[DATASET RECORDS Boundary: Start]
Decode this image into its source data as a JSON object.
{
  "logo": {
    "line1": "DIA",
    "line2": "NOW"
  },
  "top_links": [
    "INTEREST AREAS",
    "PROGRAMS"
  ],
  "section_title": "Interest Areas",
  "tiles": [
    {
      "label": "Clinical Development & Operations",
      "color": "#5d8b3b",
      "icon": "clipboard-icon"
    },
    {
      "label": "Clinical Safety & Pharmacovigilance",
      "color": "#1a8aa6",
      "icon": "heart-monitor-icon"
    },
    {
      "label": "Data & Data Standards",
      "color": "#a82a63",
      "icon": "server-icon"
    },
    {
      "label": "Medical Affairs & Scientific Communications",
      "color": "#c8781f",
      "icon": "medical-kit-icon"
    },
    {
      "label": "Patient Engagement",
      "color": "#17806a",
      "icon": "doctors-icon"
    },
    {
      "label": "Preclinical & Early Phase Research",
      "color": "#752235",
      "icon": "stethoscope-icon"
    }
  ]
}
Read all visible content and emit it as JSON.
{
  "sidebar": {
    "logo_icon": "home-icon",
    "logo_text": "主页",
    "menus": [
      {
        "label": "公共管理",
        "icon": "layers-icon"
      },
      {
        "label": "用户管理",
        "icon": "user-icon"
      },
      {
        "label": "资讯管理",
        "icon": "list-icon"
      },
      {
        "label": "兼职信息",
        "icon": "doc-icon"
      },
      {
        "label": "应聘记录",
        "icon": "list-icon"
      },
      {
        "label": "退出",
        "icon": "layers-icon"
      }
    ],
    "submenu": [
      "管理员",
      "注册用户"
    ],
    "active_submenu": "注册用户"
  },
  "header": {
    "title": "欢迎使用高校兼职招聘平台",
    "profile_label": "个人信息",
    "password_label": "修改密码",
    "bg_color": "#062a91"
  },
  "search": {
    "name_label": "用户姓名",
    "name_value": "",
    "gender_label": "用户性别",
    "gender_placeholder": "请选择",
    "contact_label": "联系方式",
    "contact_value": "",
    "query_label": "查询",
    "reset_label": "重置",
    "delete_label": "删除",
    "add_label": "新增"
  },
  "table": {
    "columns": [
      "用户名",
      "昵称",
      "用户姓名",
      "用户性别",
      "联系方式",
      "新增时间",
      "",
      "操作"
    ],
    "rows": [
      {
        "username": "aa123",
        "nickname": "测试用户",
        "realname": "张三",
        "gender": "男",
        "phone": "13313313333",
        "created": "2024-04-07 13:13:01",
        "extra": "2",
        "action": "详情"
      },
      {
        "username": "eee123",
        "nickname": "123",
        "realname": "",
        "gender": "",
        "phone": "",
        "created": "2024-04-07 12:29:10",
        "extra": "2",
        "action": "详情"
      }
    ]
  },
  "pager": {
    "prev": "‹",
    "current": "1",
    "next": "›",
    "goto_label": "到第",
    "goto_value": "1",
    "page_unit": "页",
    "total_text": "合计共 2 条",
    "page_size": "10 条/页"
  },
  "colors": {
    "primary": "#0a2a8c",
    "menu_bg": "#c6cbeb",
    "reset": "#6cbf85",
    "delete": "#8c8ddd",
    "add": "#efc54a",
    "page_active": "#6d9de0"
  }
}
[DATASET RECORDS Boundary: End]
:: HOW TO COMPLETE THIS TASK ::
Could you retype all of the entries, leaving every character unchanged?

:: RESPONSE BOX ::
Decode this image into its source data as a JSON object.
{
  "logo": {
    "line1": "DIA",
    "line2": "NOW"
  },
  "top_links": [
    "INTEREST AREAS",
    "PROGRAMS"
  ],
  "section_title": "Interest Areas",
  "tiles": [
    {
      "label": "Clinical Development & Operations",
      "color": "#5d8b3b",
      "icon": "clipboard-icon"
    },
    {
      "label": "Clinical Safety & Pharmacovigilance",
      "color": "#1a8aa6",
      "icon": "heart-monitor-icon"
    },
    {
      "label": "Data & Data Standards",
      "color": "#a82a63",
      "icon": "server-icon"
    },
    {
      "label": "Medical Affairs & Scientific Communications",
      "color": "#c8781f",
      "icon": "medical-kit-icon"
    },
    {
      "label": "Patient Engagement",
      "color": "#17806a",
      "icon": "doctors-icon"
    },
    {
      "label": "Preclinical & Early Phase Research",
      "color": "#752235",
      "icon": "stethoscope-icon"
    }
  ]
}
Read all visible content and emit it as JSON.
{
  "sidebar": {
    "logo_icon": "home-icon",
    "logo_text": "主页",
    "menus": [
      {
        "label": "公共管理",
        "icon": "layers-icon"
      },
      {
        "label": "用户管理",
        "icon": "user-icon"
      },
      {
        "label": "资讯管理",
        "icon": "list-icon"
      },
      {
        "label": "兼职信息",
        "icon": "doc-icon"
      },
      {
        "label": "应聘记录",
        "icon": "list-icon"
      },
      {
        "label": "退出",
        "icon": "layers-icon"
      }
    ],
    "submenu": [
      "管理员",
      "注册用户"
    ],
    "active_submenu": "注册用户"
  },
  "header": {
    "title": "欢迎使用高校兼职招聘平台",
    "profile_label": "个人信息",
    "password_label": "修改密码",
    "bg_color": "#062a91"
  },
  "search": {
    "name_label": "用户姓名",
    "name_value": "",
    "gender_label": "用户性别",
    "gender_placeholder": "请选择",
    "contact_label": "联系方式",
    "contact_value": "",
    "query_label": "查询",
    "reset_label": "重置",
    "delete_label": "删除",
    "add_label": "新增"
  },
  "table": {
    "columns": [
      "用户名",
      "昵称",
      "用户姓名",
      "用户性别",
      "联系方式",
      "新增时间",
      "",
      "操作"
    ],
    "rows": [
      {
        "username": "aa123",
        "nickname": "测试用户",
        "realname": "张三",
        "gender": "男",
        "phone": "13313313333",
        "created": "2024-04-07 13:13:01",
        "extra": "2",
        "action": "详情"
      },
      {
        "username": "eee123",
        "nickname": "123",
        "realname": "",
        "gender": "",
        "phone": "",
        "created": "2024-04-07 12:29:10",
        "extra": "2",
        "action": "详情"
      }
    ]
  },
  "pager": {
    "prev": "‹",
    "current": "1",
    "next": "›",
    "goto_label": "到第",
    "goto_value": "1",
    "page_unit": "页",
    "total_text": "合计共 2 条",
    "page_size": "10 条/页"
  },
  "colors": {
    "primary": "#0a2a8c",
    "menu_bg": "#c6cbeb",
    "reset": "#6cbf85",
    "delete": "#8c8ddd",
    "add": "#efc54a",
    "page_active": "#6d9de0"
  }
}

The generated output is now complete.